Children who speak a second or third language may have an unexpected advantage later in life, a new Tel Aviv University study has found. Knowing and speaking many languages may protect the brain against the effects of aging.
Dr. Gitit Kavé, a clinical neuro-psychologist from the Herczeg Institute on Aging at Tel Aviv University, together with her colleagues Nitza Eyal, Aviva Shorek, and Jiska Cohen-Manfield, discovered recently that senior citizens who speak more languages test for better cognitive functioning. The results of her study were published in the journal Psychology and Aging.
However, Kavé says that one should approach these findings with caution. “There is no sure-fire recipe for avoiding the pitfalls of mental aging. But using a second or third language may help prolong the good years,” she advises.
A person who speaks more languages is likely to be more clear-minded at an older age, she says, in effect “exercising” his or her brain more than those who are monolingual. Languages may create new links in the brain, contributing to this strengthening effect.
The research was based on a survey taken in 1989 on people between the ages of 75 and 95. Each person was asked how many languages he or she knew, what his or her mother tongue was, and which language he or she spoke best. The researchers compared bilingual speakers to tri- and multilingual speakers.
Analyzing the results, the researchers found that the more languages a person spoke, the better his or her cognitive state was. A person’s level of education was also strongly associated with cognitive state, but the number of languages contributed to the prediction of cognitive fitness beyond the effect of education alone.
Although the easiest way to explain the findings was to point out the relationship between higher education and number of languages, this was not the whole story. In fact, Dr. Kavé says, “We found that more languages were most significantly correlated with cognitive state in those people who had no education at all."

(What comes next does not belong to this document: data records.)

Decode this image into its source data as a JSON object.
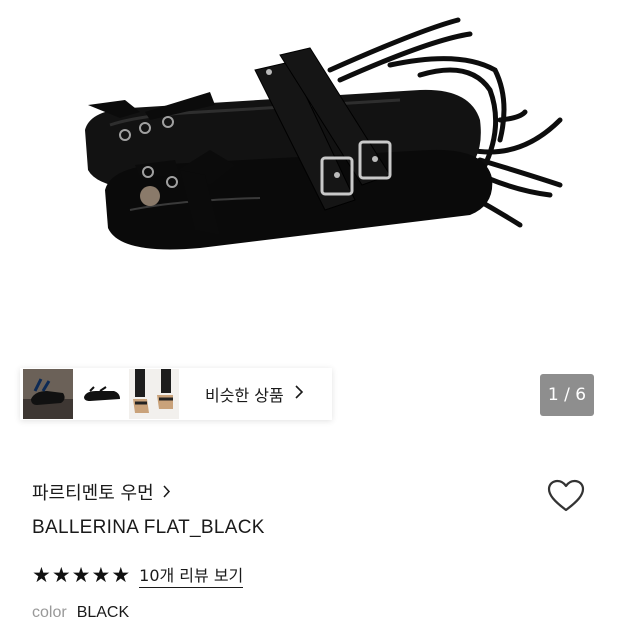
{
  "gallery": {
    "pager": "1 / 6",
    "similar_label": "비슷한 상품",
    "thumbnails": [
      "product-thumb-1",
      "product-thumb-2",
      "product-thumb-3"
    ]
  },
  "product": {
    "brand": "파르티멘토 우먼",
    "brand_chevron": "›",
    "title": "BALLERINA FLAT_BLACK",
    "rating": 5,
    "review_link": "10개 리뷰 보기",
    "option_label": "color",
    "option_value": "BLACK"
  },
  "icons": {
    "heart": "heart-outline-icon",
    "chevron": "chevron-right-icon",
    "star": "star-filled-icon"
  },
  "colors": {
    "pager_bg": "#8e8e8e",
    "text": "#1a1a1a",
    "muted": "#999999"
  }
}
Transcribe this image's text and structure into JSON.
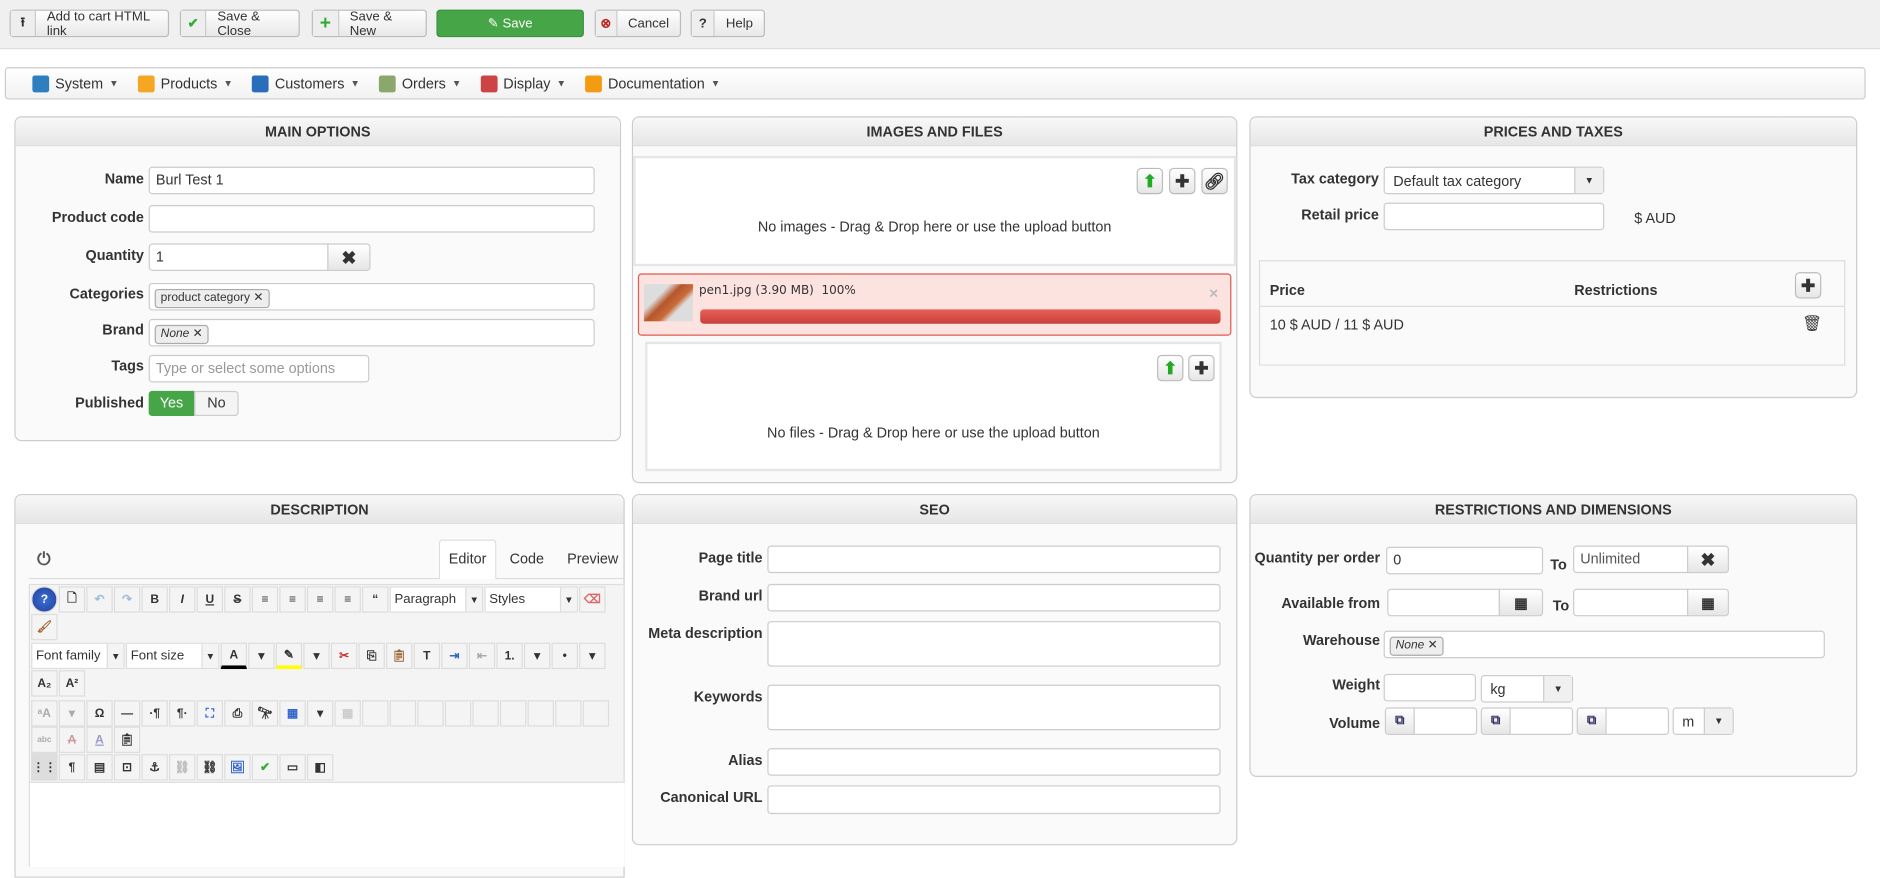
{
  "toolbar": {
    "add_cart": "Add to cart HTML link",
    "save_close": "Save & Close",
    "save_new": "Save & New",
    "save": "Save",
    "cancel": "Cancel",
    "help": "Help"
  },
  "menu": [
    {
      "label": "System",
      "color": "#2f7fc0"
    },
    {
      "label": "Products",
      "color": "#f5a623"
    },
    {
      "label": "Customers",
      "color": "#2a6ebb"
    },
    {
      "label": "Orders",
      "color": "#8aa86c"
    },
    {
      "label": "Display",
      "color": "#c44"
    },
    {
      "label": "Documentation",
      "color": "#f39c12"
    }
  ],
  "main": {
    "title": "MAIN OPTIONS",
    "name_label": "Name",
    "name": "Burl Test 1",
    "code_label": "Product code",
    "qty_label": "Quantity",
    "qty": "1",
    "cat_label": "Categories",
    "cat_tag": "product category",
    "brand_label": "Brand",
    "brand_tag": "None",
    "tags_label": "Tags",
    "tags_placeholder": "Type or select some options",
    "pub_label": "Published",
    "yes": "Yes",
    "no": "No"
  },
  "images": {
    "title": "IMAGES AND FILES",
    "no_images": "No images - Drag & Drop here or use the upload button",
    "upload_name": "pen1.jpg (3.90 MB)",
    "upload_pct": "100%",
    "progress": 100,
    "no_files": "No files - Drag & Drop here or use the upload button"
  },
  "prices": {
    "title": "PRICES AND TAXES",
    "tax_label": "Tax category",
    "tax_value": "Default tax category",
    "retail_label": "Retail price",
    "currency": "$ AUD",
    "col_price": "Price",
    "col_restr": "Restrictions",
    "row_price": "10 $ AUD / 11 $ AUD"
  },
  "desc": {
    "title": "DESCRIPTION",
    "tab_editor": "Editor",
    "tab_code": "Code",
    "tab_preview": "Preview",
    "paragraph": "Paragraph",
    "styles": "Styles",
    "font_family": "Font family",
    "font_size": "Font size"
  },
  "seo": {
    "title": "SEO",
    "page_title": "Page title",
    "brand_url": "Brand url",
    "meta": "Meta description",
    "keywords": "Keywords",
    "alias": "Alias",
    "canonical": "Canonical URL"
  },
  "restr": {
    "title": "RESTRICTIONS AND DIMENSIONS",
    "qty_label": "Quantity per order",
    "qty_min": "0",
    "to": "To",
    "qty_max": "Unlimited",
    "avail_label": "Available from",
    "warehouse_label": "Warehouse",
    "warehouse_tag": "None",
    "weight_label": "Weight",
    "weight_unit": "kg",
    "volume_label": "Volume",
    "volume_unit": "m"
  }
}
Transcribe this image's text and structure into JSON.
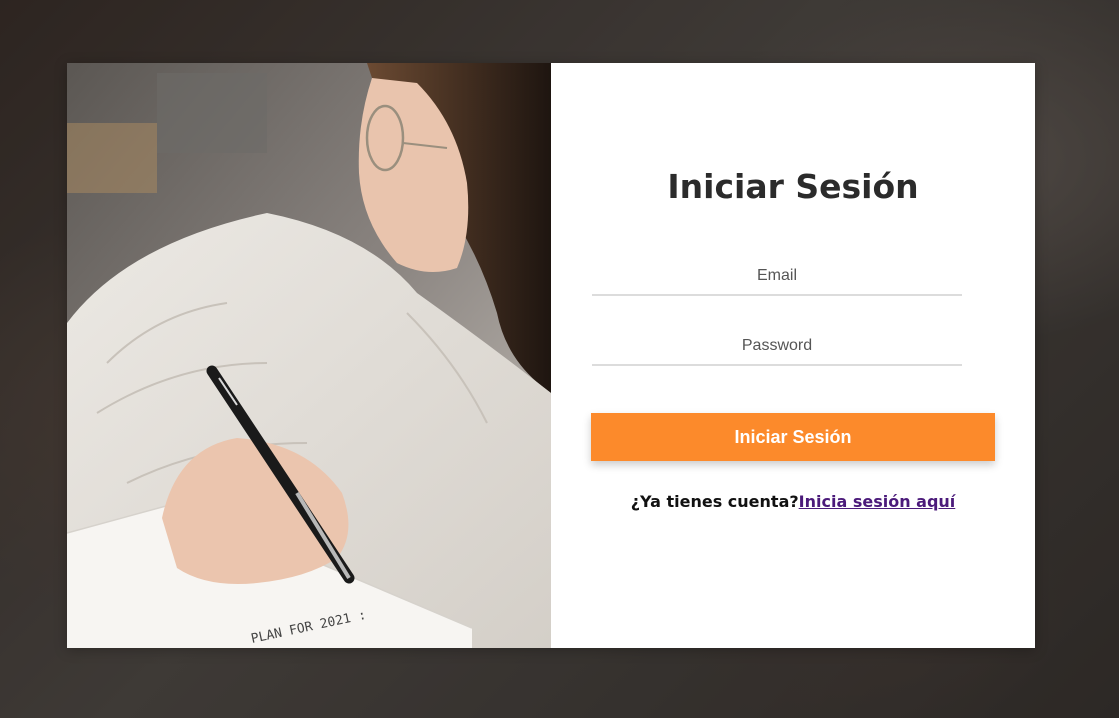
{
  "form": {
    "title": "Iniciar Sesión",
    "email_placeholder": "Email",
    "password_placeholder": "Password",
    "submit_label": "Iniciar Sesión",
    "footer_prompt": "¿Ya tienes cuenta?",
    "footer_link": "Inicia sesión aquí"
  },
  "photo": {
    "notebook_text": "PLAN FOR 2021 :"
  },
  "colors": {
    "accent": "#fc8a2b",
    "link": "#4b1a7a",
    "title": "#2b2b2b",
    "field_underline": "#dcdcdc"
  }
}
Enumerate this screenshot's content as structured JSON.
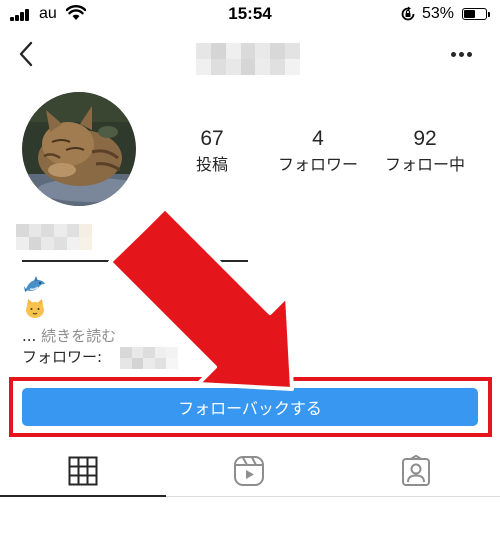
{
  "status_bar": {
    "carrier": "au",
    "time": "15:54",
    "battery_percent_label": "53%",
    "battery_level": 0.53,
    "icons": [
      "signal-icon",
      "wifi-icon",
      "rotation-lock-icon",
      "battery-icon"
    ]
  },
  "header": {
    "icons": [
      "back-chevron-icon",
      "more-options-icon"
    ]
  },
  "profile": {
    "avatar": "cat-avatar",
    "stats": [
      {
        "count": "67",
        "label": "投稿"
      },
      {
        "count": "4",
        "label": "フォロワー"
      },
      {
        "count": "92",
        "label": "フォロー中"
      }
    ],
    "bio_emojis": [
      "dolphin-emoji",
      "cat-face-emoji"
    ],
    "read_more": {
      "prefix": "...",
      "label": "続きを読む"
    },
    "followers_label": "フォロワー:"
  },
  "actions": {
    "follow_back_label": "フォローバックする"
  },
  "tabs": [
    {
      "name": "grid-tab",
      "icon": "grid-icon",
      "active": true
    },
    {
      "name": "reels-tab",
      "icon": "reels-icon",
      "active": false
    },
    {
      "name": "tagged-tab",
      "icon": "tagged-person-icon",
      "active": false
    }
  ],
  "colors": {
    "accent_blue": "#3897f0",
    "annotation_red": "#e5161b",
    "text": "#262626",
    "muted_text": "#8e8e8e"
  }
}
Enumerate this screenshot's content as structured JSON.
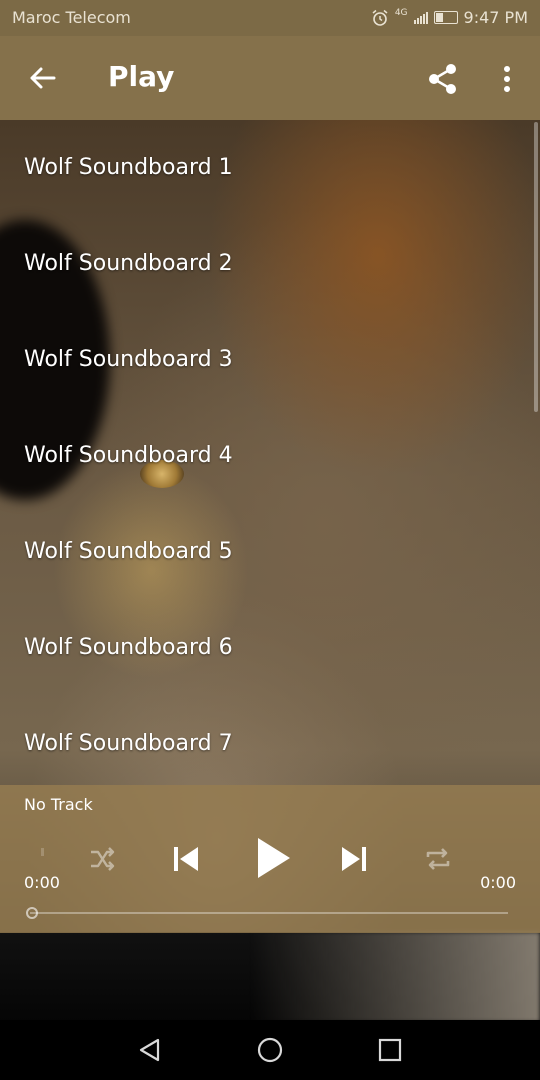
{
  "status": {
    "carrier": "Maroc Telecom",
    "network": "4G",
    "time": "9:47 PM"
  },
  "appbar": {
    "title": "Play"
  },
  "list": {
    "items": [
      "Wolf Soundboard 1",
      "Wolf Soundboard 2",
      "Wolf Soundboard 3",
      "Wolf Soundboard 4",
      "Wolf Soundboard 5",
      "Wolf Soundboard 6",
      "Wolf Soundboard 7"
    ]
  },
  "player": {
    "track": "No Track",
    "elapsed": "0:00",
    "duration": "0:00",
    "progress": 0
  },
  "colors": {
    "status_bar": "#7c6a46",
    "app_bar": "#85714b",
    "player_bg": "#967d50"
  }
}
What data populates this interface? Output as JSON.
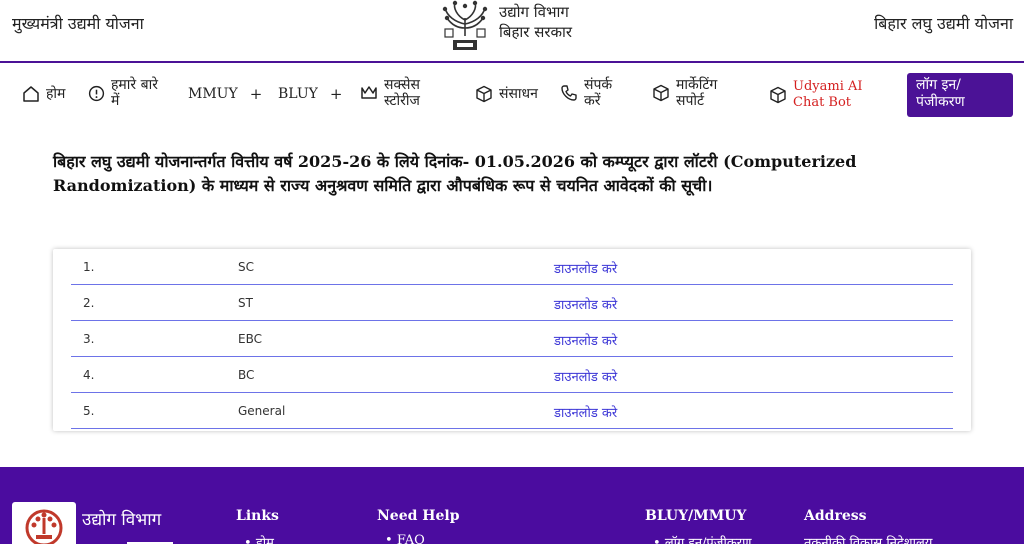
{
  "header": {
    "left_title": "मुख्यमंत्री उद्यमी योजना",
    "dept_line1": "उद्योग विभाग",
    "dept_line2": "बिहार सरकार",
    "right_title": "बिहार लघु उद्यमी योजना"
  },
  "nav": {
    "home": "होम",
    "about": "हमारे बारे में",
    "mmuy": "MMUY",
    "bluy": "BLUY",
    "success": "सक्सेस स्टोरीज",
    "resources": "संसाधन",
    "contact": "संपर्क करें",
    "marketing": "मार्केटिंग सपोर्ट",
    "chatbot": "Udyami AI Chat Bot",
    "login": "लॉग इन/ पंजीकरण",
    "plus": "+"
  },
  "notice": {
    "text": "बिहार लघु उद्यमी योजनान्तर्गत वित्तीय वर्ष 2025-26 के लिये दिनांक- 01.05.2026 को कम्प्यूटर द्वारा लॉटरी (Computerized Randomization) के माध्यम से राज्य अनुश्रवण समिति द्वारा औपबंधिक रूप से चयनित आवेदकों की सूची।"
  },
  "table": {
    "rows": [
      {
        "num": "1.",
        "category": "SC",
        "link": "डाउनलोड करे"
      },
      {
        "num": "2.",
        "category": "ST",
        "link": "डाउनलोड करे"
      },
      {
        "num": "3.",
        "category": "EBC",
        "link": "डाउनलोड करे"
      },
      {
        "num": "4.",
        "category": "BC",
        "link": "डाउनलोड करे"
      },
      {
        "num": "5.",
        "category": "General",
        "link": "डाउनलोड करे"
      }
    ]
  },
  "footer": {
    "dept": "उद्योग विभाग",
    "links_title": "Links",
    "links_item": "होम",
    "help_title": "Need Help",
    "help_item": "FAQ",
    "bluy_title": "BLUY/MMUY",
    "bluy_item": "लॉग इन/पंजीकरण",
    "address_title": "Address",
    "address_item": "तकनीकी विकास निदेशालय"
  },
  "colors": {
    "brand_purple": "#4b1296",
    "footer_purple": "#4b0c9f",
    "link_blue": "#3b35d6",
    "chatbot_red": "#d41f1f"
  }
}
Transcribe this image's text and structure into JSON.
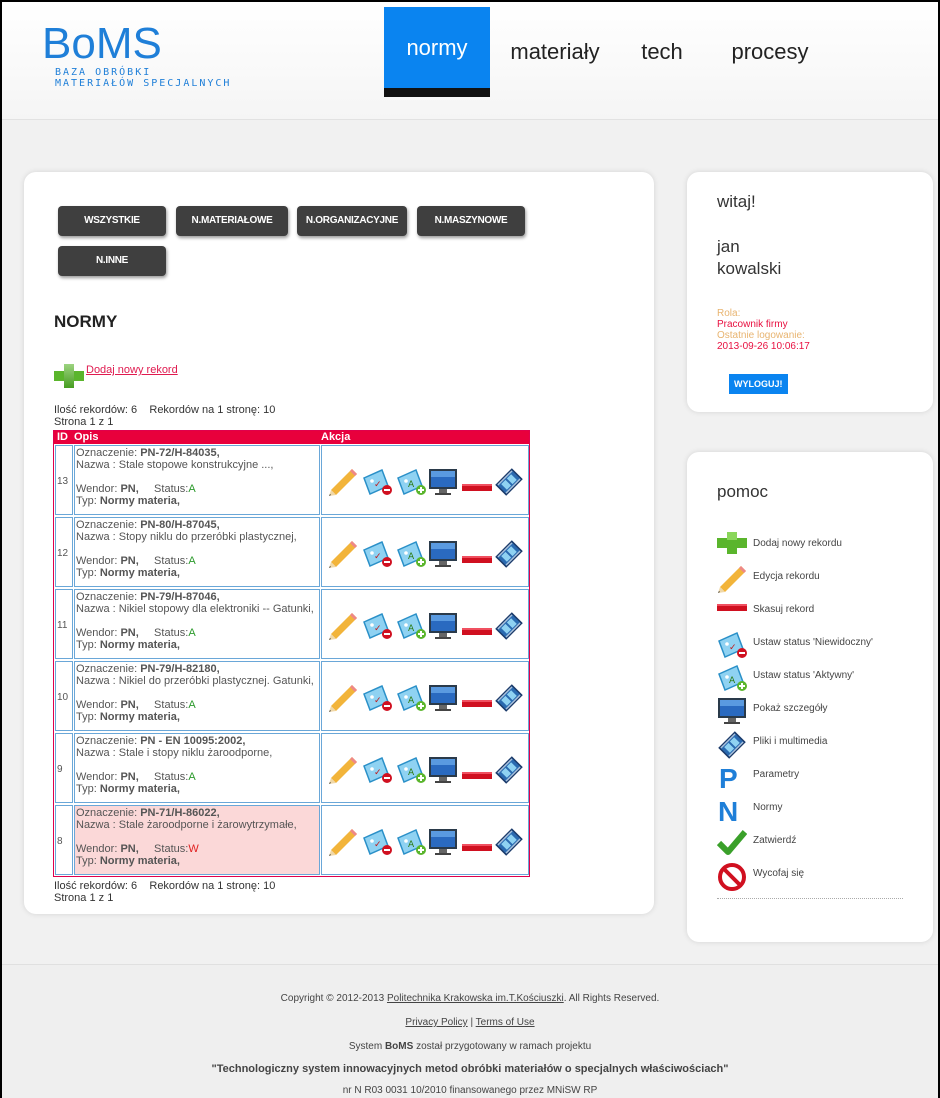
{
  "logo": {
    "main": "BoMS",
    "sub1": "BAZA OBRÓBKI",
    "sub2": "MATERIAŁÓW SPECJALNYCH"
  },
  "nav": [
    {
      "label": "normy",
      "active": true
    },
    {
      "label": "materiały",
      "active": false
    },
    {
      "label": "tech",
      "active": false
    },
    {
      "label": "procesy",
      "active": false
    }
  ],
  "filters": [
    "WSZYSTKIE",
    "N.MATERIAŁOWE",
    "N.ORGANIZACYJNE",
    "N.MASZYNOWE",
    "N.INNE"
  ],
  "section_title": "NORMY",
  "add_record": "Dodaj nowy rekord",
  "pager_top": {
    "line1": "Ilość rekordów: 6    Rekordów na 1 stronę: 10",
    "line2": "Strona 1 z 1"
  },
  "pager_bottom": {
    "line1": "Ilość rekordów: 6    Rekordów na 1 stronę: 10",
    "line2": "Strona 1 z 1"
  },
  "table": {
    "headers": {
      "id": "ID",
      "desc": "Opis",
      "action": "Akcja"
    },
    "rows": [
      {
        "id": "13",
        "oznaczenie": "PN-72/H-84035,",
        "nazwa": "Nazwa : Stale stopowe konstrukcyjne ...,",
        "wendor": "PN,",
        "status": "A",
        "typ": "Normy materia,",
        "warn": false
      },
      {
        "id": "12",
        "oznaczenie": "PN-80/H-87045,",
        "nazwa": "Nazwa : Stopy niklu do przeróbki plastycznej,",
        "wendor": "PN,",
        "status": "A",
        "typ": "Normy materia,",
        "warn": false
      },
      {
        "id": "11",
        "oznaczenie": "PN-79/H-87046,",
        "nazwa": "Nazwa : Nikiel stopowy dla elektroniki -- Gatunki,",
        "wendor": "PN,",
        "status": "A",
        "typ": "Normy materia,",
        "warn": false
      },
      {
        "id": "10",
        "oznaczenie": "PN-79/H-82180,",
        "nazwa": "Nazwa : Nikiel do przeróbki plastycznej. Gatunki,",
        "wendor": "PN,",
        "status": "A",
        "typ": "Normy materia,",
        "warn": false
      },
      {
        "id": "9",
        "oznaczenie": "PN - EN 10095:2002,",
        "nazwa": "Nazwa : Stale i stopy niklu żaroodporne,",
        "wendor": "PN,",
        "status": "A",
        "typ": "Normy materia,",
        "warn": false
      },
      {
        "id": "8",
        "oznaczenie": "PN-71/H-86022,",
        "nazwa": "Nazwa : Stale żaroodporne i żarowytrzymałe,",
        "wendor": "PN,",
        "status": "W",
        "typ": "Normy materia,",
        "warn": true
      }
    ],
    "labels": {
      "oznaczenie": "Oznaczenie: ",
      "wendor": "Wendor: ",
      "status": "Status:",
      "typ": "Typ: "
    }
  },
  "welcome": {
    "title": "witaj!",
    "first_name": "jan",
    "last_name": "kowalski",
    "role_label": "Rola:",
    "role": "Pracownik firmy",
    "last_login_label": "Ostatnie logowanie:",
    "last_login": "2013-09-26 10:06:17",
    "logout": "WYLOGUJ!"
  },
  "help": {
    "title": "pomoc",
    "items": [
      {
        "icon": "plus-icon",
        "label": "Dodaj nowy rekordu"
      },
      {
        "icon": "pencil-icon",
        "label": "Edycja rekordu"
      },
      {
        "icon": "minus-icon",
        "label": "Skasuj rekord"
      },
      {
        "icon": "status-hidden-icon",
        "label": "Ustaw status 'Niewidoczny'"
      },
      {
        "icon": "status-active-icon",
        "label": "Ustaw status 'Aktywny'"
      },
      {
        "icon": "monitor-icon",
        "label": "Pokaż szczegóły"
      },
      {
        "icon": "film-icon",
        "label": "Pliki i multimedia"
      },
      {
        "icon": "p-letter-icon",
        "label": "Parametry"
      },
      {
        "icon": "n-letter-icon",
        "label": "Normy"
      },
      {
        "icon": "checkmark-icon",
        "label": "Zatwierdź"
      },
      {
        "icon": "no-entry-icon",
        "label": "Wycofaj się"
      }
    ]
  },
  "footer": {
    "copyright_pre": "Copyright © 2012-2013 ",
    "copyright_link": "Politechnika Krakowska im.T.Kościuszki",
    "copyright_post": ". All Rights Reserved.",
    "privacy": "Privacy Policy",
    "sep": " | ",
    "terms": "Terms of Use",
    "system_pre": "System ",
    "system_bold": "BoMS",
    "system_post": " został przygotowany w ramach projektu",
    "project": "\"Technologiczny system innowacyjnych metod obróbki materiałów o specjalnych właściwościach\"",
    "grant": "nr N R03 0031 10/2010 finansowanego przez MNiSW RP"
  },
  "colors": {
    "brand": "#1f7fd8",
    "nav_active": "#0a84f0",
    "table_header": "#e8003c",
    "warn_row": "#fbd8d8"
  }
}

Dr. Kavé, however, adds a note when interpreting the statistics. “The study looked at the final result and not the cause,” she says.
A future question for research, according to Kavé, is whether languages reflect an initial potential for prolonged mental fitness, or that learning and speaking more languages actually do something to the brain over time.
While the controversy continues as to whether or not parents should introduce their young children to a second language, Kavé thinks that learning a new language is only a good thing, even if it isn’t intended to stave off mental decline in old age.
“In my professional opinion, learning a new language can only do good things,” she believes. “Other languages are good for you at any age. They allow for a flexibility of thought and a channel for understanding another culture better, as well as your own,” says Kavé.